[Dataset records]
BEGIN
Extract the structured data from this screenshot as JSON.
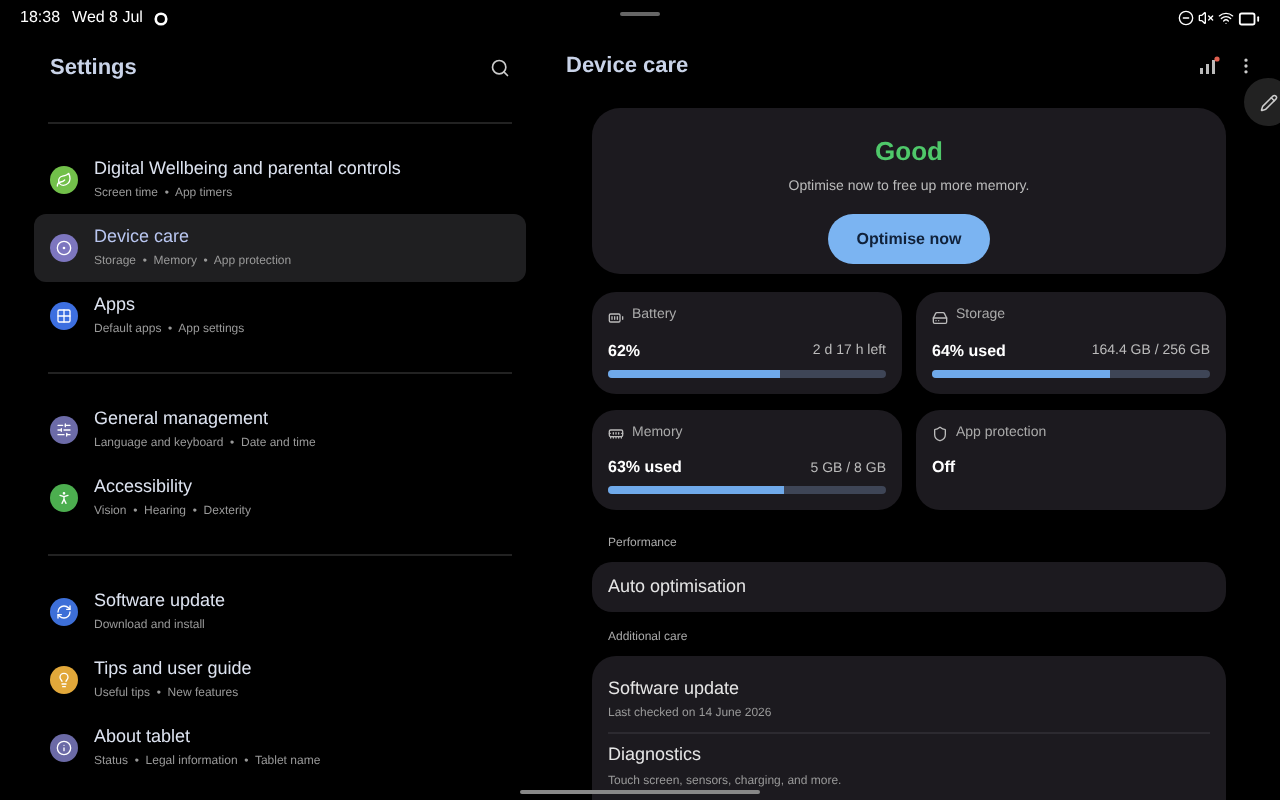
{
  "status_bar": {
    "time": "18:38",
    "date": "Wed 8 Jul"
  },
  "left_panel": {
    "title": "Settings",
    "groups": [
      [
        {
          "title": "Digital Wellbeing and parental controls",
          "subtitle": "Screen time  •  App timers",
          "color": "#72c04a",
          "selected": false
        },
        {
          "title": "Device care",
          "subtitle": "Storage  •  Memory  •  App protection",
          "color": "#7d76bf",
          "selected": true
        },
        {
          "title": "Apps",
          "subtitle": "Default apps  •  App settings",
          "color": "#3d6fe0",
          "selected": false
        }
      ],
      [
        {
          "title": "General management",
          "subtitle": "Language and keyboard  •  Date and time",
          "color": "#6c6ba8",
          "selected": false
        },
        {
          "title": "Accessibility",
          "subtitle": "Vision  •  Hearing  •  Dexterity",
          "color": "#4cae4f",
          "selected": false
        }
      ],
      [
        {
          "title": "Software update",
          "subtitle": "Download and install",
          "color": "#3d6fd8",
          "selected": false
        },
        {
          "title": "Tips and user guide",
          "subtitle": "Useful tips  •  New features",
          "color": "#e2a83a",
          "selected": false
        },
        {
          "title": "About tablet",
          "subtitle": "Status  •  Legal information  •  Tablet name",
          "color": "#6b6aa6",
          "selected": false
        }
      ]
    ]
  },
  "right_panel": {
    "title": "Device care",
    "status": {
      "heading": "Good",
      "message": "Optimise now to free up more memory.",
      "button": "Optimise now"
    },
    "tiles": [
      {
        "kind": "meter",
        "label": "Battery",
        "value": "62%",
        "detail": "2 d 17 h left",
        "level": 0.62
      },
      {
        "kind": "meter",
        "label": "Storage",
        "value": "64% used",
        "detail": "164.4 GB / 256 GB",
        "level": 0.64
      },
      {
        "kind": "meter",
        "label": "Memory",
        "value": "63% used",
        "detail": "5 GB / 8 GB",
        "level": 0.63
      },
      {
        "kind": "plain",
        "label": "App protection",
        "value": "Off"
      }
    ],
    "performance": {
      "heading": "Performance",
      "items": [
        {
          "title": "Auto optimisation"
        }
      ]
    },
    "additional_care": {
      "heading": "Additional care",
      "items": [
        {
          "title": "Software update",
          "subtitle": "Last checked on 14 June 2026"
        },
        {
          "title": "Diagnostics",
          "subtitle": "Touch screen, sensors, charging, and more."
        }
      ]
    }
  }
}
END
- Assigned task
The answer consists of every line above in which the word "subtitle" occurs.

- Exercise solution
          "subtitle": "Screen time  •  App timers",
          "subtitle": "Storage  •  Memory  •  App protection",
          "subtitle": "Default apps  •  App settings",
          "subtitle": "Language and keyboard  •  Date and time",
          "subtitle": "Vision  •  Hearing  •  Dexterity",
          "subtitle": "Download and install",
          "subtitle": "Useful tips  •  New features",
          "subtitle": "Status  •  Legal information  •  Tablet name",
          "subtitle": "Last checked on 14 June 2026"
          "subtitle": "Touch screen, sensors, charging, and more."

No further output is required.